=== Supplied material ===

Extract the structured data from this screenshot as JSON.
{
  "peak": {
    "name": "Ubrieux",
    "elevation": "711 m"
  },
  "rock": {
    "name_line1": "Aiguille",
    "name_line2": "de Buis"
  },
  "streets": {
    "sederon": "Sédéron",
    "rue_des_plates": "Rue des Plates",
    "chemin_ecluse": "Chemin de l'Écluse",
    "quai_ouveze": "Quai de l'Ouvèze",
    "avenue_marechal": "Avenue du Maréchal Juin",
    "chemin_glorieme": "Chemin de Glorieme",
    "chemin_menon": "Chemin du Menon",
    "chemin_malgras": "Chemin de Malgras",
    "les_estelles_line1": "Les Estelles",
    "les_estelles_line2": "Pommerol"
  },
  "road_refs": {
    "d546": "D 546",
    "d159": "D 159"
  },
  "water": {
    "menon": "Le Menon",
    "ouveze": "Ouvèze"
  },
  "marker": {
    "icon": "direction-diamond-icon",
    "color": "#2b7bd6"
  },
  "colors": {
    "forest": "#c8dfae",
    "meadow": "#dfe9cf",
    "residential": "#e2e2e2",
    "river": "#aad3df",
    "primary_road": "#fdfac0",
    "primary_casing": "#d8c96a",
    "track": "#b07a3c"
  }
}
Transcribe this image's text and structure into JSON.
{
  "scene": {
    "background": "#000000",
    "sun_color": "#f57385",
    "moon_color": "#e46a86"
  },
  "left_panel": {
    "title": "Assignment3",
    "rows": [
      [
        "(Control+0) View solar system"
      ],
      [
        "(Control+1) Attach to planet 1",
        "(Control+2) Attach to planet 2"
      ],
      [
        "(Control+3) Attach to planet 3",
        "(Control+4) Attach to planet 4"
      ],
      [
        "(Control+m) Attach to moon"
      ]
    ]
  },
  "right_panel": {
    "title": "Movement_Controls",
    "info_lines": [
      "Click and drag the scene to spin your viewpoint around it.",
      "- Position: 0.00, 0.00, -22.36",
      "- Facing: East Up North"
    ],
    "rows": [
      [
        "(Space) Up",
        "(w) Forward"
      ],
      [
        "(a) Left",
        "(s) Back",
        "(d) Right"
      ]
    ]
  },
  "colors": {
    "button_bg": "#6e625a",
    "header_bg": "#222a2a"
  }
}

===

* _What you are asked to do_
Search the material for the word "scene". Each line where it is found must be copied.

* _Output for this exercise_
  "scene": {
      "Click and drag the scene to spin your viewpoint around it.",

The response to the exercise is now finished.